Janel Andrews at Pour Cette Temps for the Afternoon–absolute stunning write. Janel hit the Concrete word nail on the head!

***Don’t forget that lovely Ashley Larkin will be guest-posting here, this Monday, June 10th at sixinthesticks for our prompt, the Morning! Give it your best shot and show me what ya got! Ashley will be picking her favorite post linked-up and will announce it on social media and possibly also on her blog next Friday!! Don’t miss this–Y’all please come by and give Ashley some lovin’! {Also, Ruth Povey will be taking Concrete Words on July 1st–mark your calendars!}

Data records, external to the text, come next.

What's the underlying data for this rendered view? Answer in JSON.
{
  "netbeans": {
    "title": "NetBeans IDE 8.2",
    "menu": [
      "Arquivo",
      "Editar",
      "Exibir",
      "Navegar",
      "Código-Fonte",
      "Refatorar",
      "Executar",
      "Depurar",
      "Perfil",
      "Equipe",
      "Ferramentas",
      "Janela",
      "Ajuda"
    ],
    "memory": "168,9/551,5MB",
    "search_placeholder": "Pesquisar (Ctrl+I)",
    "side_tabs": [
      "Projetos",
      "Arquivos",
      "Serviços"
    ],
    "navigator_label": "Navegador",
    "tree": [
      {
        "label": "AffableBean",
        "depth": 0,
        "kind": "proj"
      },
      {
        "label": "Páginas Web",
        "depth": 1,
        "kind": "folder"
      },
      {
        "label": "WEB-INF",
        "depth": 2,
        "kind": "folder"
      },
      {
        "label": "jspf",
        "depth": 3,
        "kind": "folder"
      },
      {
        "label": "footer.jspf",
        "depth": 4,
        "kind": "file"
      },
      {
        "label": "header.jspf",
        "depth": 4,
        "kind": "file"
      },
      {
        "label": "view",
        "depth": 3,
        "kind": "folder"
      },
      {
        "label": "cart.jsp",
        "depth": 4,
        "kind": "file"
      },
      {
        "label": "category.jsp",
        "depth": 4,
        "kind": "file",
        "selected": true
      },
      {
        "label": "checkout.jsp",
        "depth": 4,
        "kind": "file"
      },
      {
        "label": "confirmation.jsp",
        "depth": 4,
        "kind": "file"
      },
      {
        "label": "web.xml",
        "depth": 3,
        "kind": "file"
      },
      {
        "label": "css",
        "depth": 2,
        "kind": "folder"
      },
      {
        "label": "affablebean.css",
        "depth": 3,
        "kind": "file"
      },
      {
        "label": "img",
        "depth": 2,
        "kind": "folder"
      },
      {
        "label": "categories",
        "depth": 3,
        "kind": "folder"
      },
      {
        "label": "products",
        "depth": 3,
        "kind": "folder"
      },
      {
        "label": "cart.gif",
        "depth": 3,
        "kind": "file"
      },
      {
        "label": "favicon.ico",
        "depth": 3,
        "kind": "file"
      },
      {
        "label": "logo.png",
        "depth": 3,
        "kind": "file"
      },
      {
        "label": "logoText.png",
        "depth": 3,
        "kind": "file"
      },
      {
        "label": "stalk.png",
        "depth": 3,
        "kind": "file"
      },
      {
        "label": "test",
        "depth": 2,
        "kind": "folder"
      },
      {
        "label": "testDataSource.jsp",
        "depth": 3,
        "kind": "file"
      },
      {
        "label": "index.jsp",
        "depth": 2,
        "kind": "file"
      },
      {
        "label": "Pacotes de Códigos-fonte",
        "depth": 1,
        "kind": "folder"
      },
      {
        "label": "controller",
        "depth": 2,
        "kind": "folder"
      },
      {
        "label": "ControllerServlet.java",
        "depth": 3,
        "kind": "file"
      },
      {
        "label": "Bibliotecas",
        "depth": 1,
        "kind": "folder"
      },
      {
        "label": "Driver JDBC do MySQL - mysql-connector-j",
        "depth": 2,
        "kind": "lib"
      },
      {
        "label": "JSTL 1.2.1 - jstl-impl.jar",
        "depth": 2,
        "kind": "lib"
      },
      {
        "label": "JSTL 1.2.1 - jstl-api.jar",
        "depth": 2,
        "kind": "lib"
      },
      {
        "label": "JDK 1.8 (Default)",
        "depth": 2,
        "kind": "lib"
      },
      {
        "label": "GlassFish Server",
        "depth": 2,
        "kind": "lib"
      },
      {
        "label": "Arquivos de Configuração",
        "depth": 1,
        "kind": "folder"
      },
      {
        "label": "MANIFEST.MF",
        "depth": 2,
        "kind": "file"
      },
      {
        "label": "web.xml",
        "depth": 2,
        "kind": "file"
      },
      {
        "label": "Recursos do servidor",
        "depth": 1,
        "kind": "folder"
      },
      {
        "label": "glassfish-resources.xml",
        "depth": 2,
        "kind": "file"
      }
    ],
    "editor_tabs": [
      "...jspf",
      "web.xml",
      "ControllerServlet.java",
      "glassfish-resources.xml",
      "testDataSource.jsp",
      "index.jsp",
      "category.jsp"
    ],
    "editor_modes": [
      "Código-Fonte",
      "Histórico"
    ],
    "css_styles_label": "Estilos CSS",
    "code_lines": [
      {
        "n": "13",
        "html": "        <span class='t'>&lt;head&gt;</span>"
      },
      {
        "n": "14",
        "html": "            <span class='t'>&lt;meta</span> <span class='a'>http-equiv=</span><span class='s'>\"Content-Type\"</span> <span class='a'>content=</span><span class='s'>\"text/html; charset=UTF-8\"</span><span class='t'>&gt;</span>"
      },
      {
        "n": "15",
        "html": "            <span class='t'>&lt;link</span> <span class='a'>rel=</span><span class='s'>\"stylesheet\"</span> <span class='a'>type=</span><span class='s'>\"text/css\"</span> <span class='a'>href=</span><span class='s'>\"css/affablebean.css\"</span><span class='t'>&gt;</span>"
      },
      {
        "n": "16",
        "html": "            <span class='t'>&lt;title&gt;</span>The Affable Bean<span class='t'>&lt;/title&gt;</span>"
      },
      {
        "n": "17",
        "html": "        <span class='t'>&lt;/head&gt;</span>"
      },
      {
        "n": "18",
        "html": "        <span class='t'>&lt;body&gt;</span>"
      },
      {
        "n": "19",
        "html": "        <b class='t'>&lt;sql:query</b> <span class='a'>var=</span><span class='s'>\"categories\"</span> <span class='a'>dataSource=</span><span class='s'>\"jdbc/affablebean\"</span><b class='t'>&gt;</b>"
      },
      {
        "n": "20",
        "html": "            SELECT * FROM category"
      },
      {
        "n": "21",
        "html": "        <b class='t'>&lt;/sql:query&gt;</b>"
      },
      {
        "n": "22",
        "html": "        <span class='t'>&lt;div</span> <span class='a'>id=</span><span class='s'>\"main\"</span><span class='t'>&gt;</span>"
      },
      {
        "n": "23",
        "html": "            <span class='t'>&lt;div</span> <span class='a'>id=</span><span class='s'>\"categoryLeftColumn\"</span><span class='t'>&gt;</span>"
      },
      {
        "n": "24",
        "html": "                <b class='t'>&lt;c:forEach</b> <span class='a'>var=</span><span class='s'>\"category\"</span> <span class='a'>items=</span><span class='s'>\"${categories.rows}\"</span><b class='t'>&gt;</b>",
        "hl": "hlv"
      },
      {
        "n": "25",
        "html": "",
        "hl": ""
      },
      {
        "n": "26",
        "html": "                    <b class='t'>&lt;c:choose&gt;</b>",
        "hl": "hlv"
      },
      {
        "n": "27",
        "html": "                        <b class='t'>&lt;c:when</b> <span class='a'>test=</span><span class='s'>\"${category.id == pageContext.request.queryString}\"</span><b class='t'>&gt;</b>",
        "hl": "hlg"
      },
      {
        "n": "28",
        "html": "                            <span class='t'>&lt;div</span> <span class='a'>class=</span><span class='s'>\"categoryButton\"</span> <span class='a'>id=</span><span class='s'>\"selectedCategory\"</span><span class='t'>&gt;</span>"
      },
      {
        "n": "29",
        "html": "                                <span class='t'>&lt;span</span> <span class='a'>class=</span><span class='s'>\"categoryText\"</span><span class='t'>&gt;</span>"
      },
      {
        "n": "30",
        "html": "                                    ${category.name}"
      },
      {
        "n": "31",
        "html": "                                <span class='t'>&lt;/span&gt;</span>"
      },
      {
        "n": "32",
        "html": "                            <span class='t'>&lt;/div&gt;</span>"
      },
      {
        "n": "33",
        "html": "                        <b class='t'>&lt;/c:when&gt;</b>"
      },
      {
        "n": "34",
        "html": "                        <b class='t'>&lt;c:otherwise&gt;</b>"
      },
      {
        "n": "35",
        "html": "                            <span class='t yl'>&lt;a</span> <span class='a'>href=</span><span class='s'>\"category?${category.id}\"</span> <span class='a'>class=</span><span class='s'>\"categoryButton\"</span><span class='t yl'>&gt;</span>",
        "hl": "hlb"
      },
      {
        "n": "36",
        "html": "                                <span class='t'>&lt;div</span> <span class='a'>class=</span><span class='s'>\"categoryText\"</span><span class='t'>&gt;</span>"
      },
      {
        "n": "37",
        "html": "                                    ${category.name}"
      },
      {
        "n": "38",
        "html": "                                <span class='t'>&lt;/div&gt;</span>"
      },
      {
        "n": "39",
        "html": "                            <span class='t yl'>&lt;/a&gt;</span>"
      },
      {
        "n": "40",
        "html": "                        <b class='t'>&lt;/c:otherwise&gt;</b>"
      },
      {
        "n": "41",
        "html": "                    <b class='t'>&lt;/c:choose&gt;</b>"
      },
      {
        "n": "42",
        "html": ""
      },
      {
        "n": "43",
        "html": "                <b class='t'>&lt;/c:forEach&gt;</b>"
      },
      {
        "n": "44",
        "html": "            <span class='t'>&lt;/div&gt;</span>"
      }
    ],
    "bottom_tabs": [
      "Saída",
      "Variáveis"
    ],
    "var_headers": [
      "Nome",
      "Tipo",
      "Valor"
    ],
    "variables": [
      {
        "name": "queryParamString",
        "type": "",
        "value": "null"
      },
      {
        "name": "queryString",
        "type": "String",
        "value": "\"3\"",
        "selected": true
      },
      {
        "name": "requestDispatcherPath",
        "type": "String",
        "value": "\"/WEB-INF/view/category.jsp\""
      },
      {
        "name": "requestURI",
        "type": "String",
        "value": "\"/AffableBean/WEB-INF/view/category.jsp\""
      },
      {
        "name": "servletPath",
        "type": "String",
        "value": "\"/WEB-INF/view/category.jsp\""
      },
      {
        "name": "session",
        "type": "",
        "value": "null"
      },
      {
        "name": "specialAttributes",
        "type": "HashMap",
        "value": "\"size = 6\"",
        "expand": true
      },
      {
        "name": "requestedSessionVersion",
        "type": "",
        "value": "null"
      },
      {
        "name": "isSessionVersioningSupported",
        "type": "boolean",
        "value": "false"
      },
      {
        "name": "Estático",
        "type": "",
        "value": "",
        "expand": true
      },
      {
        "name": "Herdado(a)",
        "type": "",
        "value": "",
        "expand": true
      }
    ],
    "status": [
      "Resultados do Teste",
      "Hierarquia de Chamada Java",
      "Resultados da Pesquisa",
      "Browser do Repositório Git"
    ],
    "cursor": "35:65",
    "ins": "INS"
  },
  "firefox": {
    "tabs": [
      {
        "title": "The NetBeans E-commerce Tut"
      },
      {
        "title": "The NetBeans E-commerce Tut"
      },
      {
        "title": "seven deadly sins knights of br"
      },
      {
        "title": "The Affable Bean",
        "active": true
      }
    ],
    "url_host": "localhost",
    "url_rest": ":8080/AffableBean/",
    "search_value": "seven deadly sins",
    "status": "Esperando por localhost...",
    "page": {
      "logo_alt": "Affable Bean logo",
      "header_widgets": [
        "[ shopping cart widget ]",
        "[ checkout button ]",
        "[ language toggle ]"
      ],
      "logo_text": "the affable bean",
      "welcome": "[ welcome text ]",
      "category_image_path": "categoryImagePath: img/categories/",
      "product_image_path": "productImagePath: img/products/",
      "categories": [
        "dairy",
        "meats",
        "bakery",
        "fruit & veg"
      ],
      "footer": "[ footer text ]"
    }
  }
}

Here, y’all, just some randomness for your weekend, some laughter and link-love to inspire that I wanted to share with you and which I’ve been compiling over the last couple weeks…. {Have a lovely weekend, friends…}

Thought it’d be fun to share..what I wore Monday…my favorite necklace, a “Faith” necklace {And I’m not a faith-necklace-wearing-girl, but Kashoan made me into one} made by Kraftykash –GO! Check out her cool stuff.

A very funny Southern woman that had me chuckling–laughter is medicine to the mind, body, and soul….

This 1,000 gifts video and this article about a 14 year old boy with an amazing talent, shared by Ann Voskamp–well. worth. taking a look. It’s these kinds of creations of beauty, of pulsing life that keep me going when I only see darkness on this fallen earth…

This blog post by Preston Yancey–I see a new trend amongst writers, and it’s refreshing. Makes me sigh relief–that we could just keep the one thing the most important thing–the gospel, not a different or new one that we’ve heard, but the true one…

This one is amazing by Ann Voskamp…women need this one–then scroll down to the free print-outs–I’m printing these out, folding them with love, thinking of those I’ll send them to, with a sigh of contentment in my heart…maybe reaching out to someone is what you need to heal those broken places, too?

This one by Duane Scott–I’m A Christian and I Drink Starbucks–so do I , Duane, so do I. Love his heart.

Amazing write by Amanda Hill–Be Still, My Soul  –“And the silks, oh the silks. Without a harness at all, these incredible species of human beings climbed and bowed and swayed and made love to dangling ribbons from the sky…”

This Five Minute Friday write by Alia Hagenbach that made tears well up, because we’ve all been there, in some way or form…

This blog post by Jen Hatmaker–one of the absolute best blog posts I’ve ever read, possibly. Definitely on my top ten. You will laugh. Hard. And it will be good for the soul in so many beautiful ways. I promise that–especially if you’re a mom.

This good one by Lisa-Jo Baker–this one hit me in the gut–I’ve done this, and I know love isn’t about me, how good (or bad) my home looks, I’d love to throw my arms open wide and welcome friends into the chaos….

An important article on drowning as we all take our families to the pools and beaches this season…Your kids will not make a sound if they drown; read this to know what to look for…